About Elizabeth Chace (Buffum)
Elizabeth Buffum Chace (1806–1899) was an influential American activist in the Anti-Slavery, Women's Rights, and Prison Reform Movements of the mid-to-late 19th century.
Birth and early life
Elizabeth Buffum Chace was born Elizabeth Buffum in Smithfield, Rhode Island on December 9, 1806, to Arnold Buffum and Rebecca Gould, the Buffum and Gould families were some of the oldest families in New England. A birthright Quaker, Elizabeth Buffum grew up in a household that was anti-slavery, her father Arnold holding strong beliefs in that regard.
Marriage and early activities
On April 4, 1828, Buffum married Samuel Buffington Chace, also a birthright Quaker of an ancient New England family. It was after her marriage to Samuel that Elizabeth began to become truly influential in the anti-slavery movement. Although Samuel was not as outspoken as his wife, he shared her beliefs and together, they opened their home in Valley Falls, Rhode Island as a Station on the Underground Railroad, at great personal risk, to runaway slaves helping them escape to Canada.
Elizabeth had 10 children with Samuel. The first five died in childhood to diseases which ravaged the families of that time.
The Civil War Years
With the outbreak of the American Civil War in 1861, the Chaces continued their striving for the outlaw of slavery and although firmly supportive of the Union cause, were disappointed that Abraham Lincoln did not move immediately to abolish slavery.

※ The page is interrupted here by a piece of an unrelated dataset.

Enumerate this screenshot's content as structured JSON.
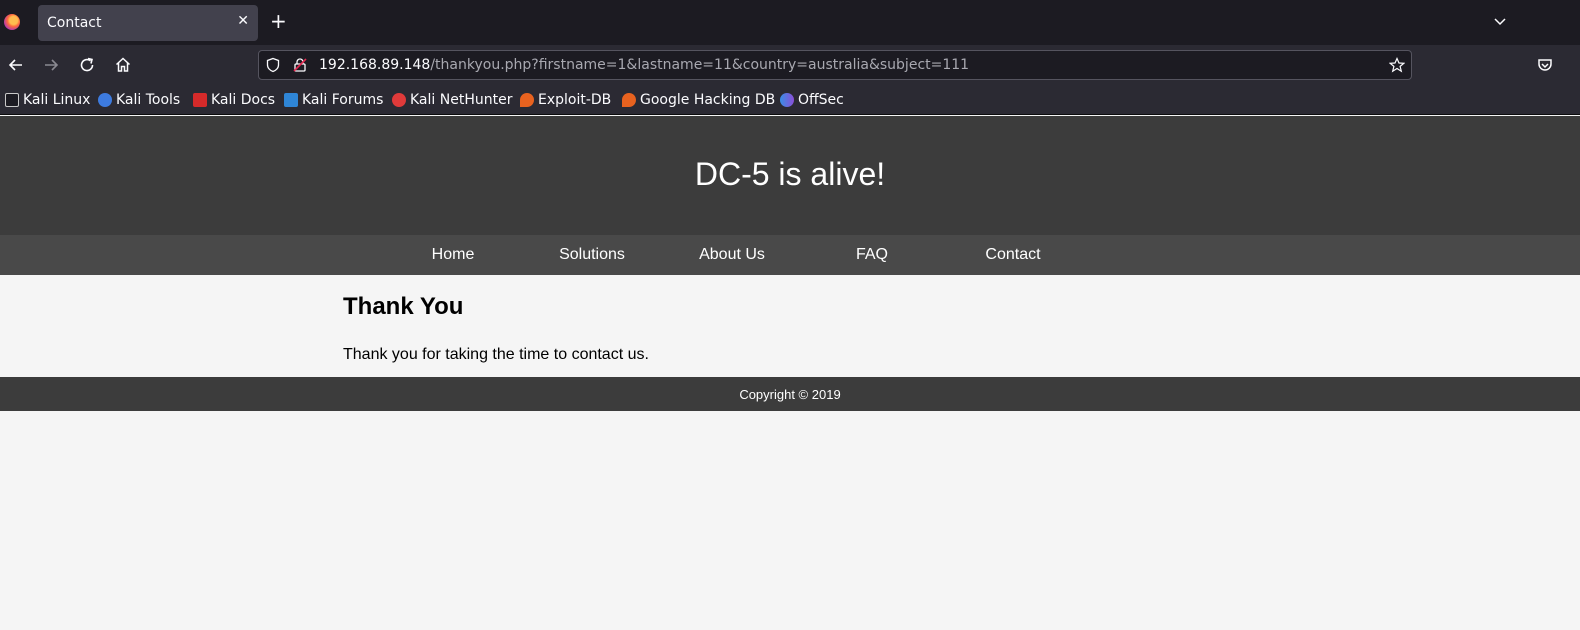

Elizabeth Buffum Chace met and corresponded regularly with many of the most significant Anti-Slavery figures of that time; she associated personally with William Lloyd Garrison, Frederick Douglass, and William Wells Brown, and hosted them frequently at her home.
As an illustration of just how dedicated to and involved in the anti-slavery movement the Buffum family were, while John Brown was being held in Virginia after his actions at Harpers Ferry and right prior to being hanged, Elizabeth's sister Rebecca Buffum and her son Edward journeyed to Virginia from Rhode Island specifically to visit with Brown in his cell. They requested and received special permission from the Virginia authorities to do so thinking that they could "minister" to John Brown. By their own account of the visits, John Brown welcomed them openly.
In her later life, Elizabeth continued to advocate for the political rights for women and for prison and workplace reform.
Conscience of Rhode Island
In 2001, Rhode Island Secretary of State, Edward S. Inman III selected Elizabeth Buffum Chace out of a field of 36 nominees including Anne Hutchinson and Christiana Carteaux Bannister, to be singularly honored with a bronze bust in the Rhode Island State House as "The Conscience of Rhode Island" for her tireless championing of the rights of the less fortunate.
Influence of the family
Samuel's and Elizabeth's progeny played large roles in higher education in the 20th century. Their son, Arnold Buffum Chace, became the Chancellor of Brown University and a renowned mathematician associated with the Rhind Papyrus. Their daughter, Lillie Buffum Chace Wyman, became an author publishing several books and writing regularly for such magazines as The Atlantic Monthly in addition to being a tireless social reformer. And, their grandchildren Richard Chace Tolman and Edward Chace Tolman both became Professors of renown. Richard played a crucial role as Scientific Liaison for the United States Army on the Manhattan Project, and Edward, a pioneer in Behaviorism, successfully sued the University of California, Berkley for firing him for refusing to sign the infamous Loyalty Oath of the 1950s during the McCarthy Era. Samuel's and Elizabeth's grandson, Malcolm Greene Chace, was a US Collegiate Tennis Champion.
Influence on the Foundation of the Rhode Island State Home and School
Buffum was one of the largest impetuses in the Foundation of the Rhode Island State Home and School in 1885.